1. The Wrestler - Once again, just refer to my past post for a full review of this. Great direction, compelling chracters and story, some awesome wrestling scenes, and an amazing performance from Mickey Rourke. This film worked on all levels for me and I think in the coming years people will look back and ask how this wasn't even nominated for Best Picture and how, did the Academy not give the acting award to Rourke? The best thing to do is ignore the Academy and enjoy the film.

Next: Choke and Australia on DVD midweek, then Watchmen for next Sunday. I'll have a lot to say about this so I'm keeping it to just one movie on Sunday, especially since I'll be watching it on IMAX, which I haven't seen yet, so I'll have a bit to say about that as well.


  1. Humanity? The blind lead the blind all over the place in this movie, in halting conga lines that are meant to symbolize our interdependence on one another. The movie’s ragtag group of archetypes may be lucky, as one of them remarks, to have “a leader with vision” who can forage and fight for a hunk of forgotten salami, but the scope of that vision appears to be as limited as ever. Is the American Dream that hunk of salami in which we are all fighting for?

    P.S. I believe that "Flash Of Genius" should have cracked the top ten.
    -Tad Jorele-

  2. 2008 was a great year for comedies. I believe I like Zack and Miri more than pineapple express. It definitely has to do with direction. I would never give Kevin Smith a "genius" title that is thrown around way too much these days. But he really does have his own style and has came a long way since clerks.
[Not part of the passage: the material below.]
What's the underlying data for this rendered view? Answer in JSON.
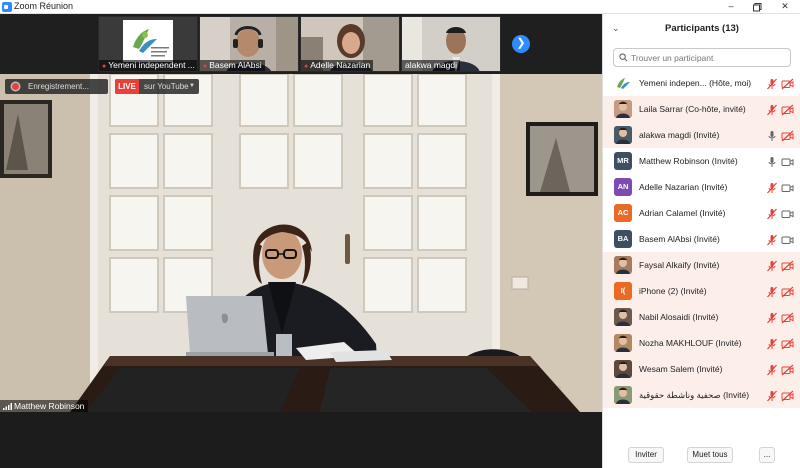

His attention to detail gets me - there is a certain gross out scene in Zack and Miri that actually has pieces of corn in it. Genius!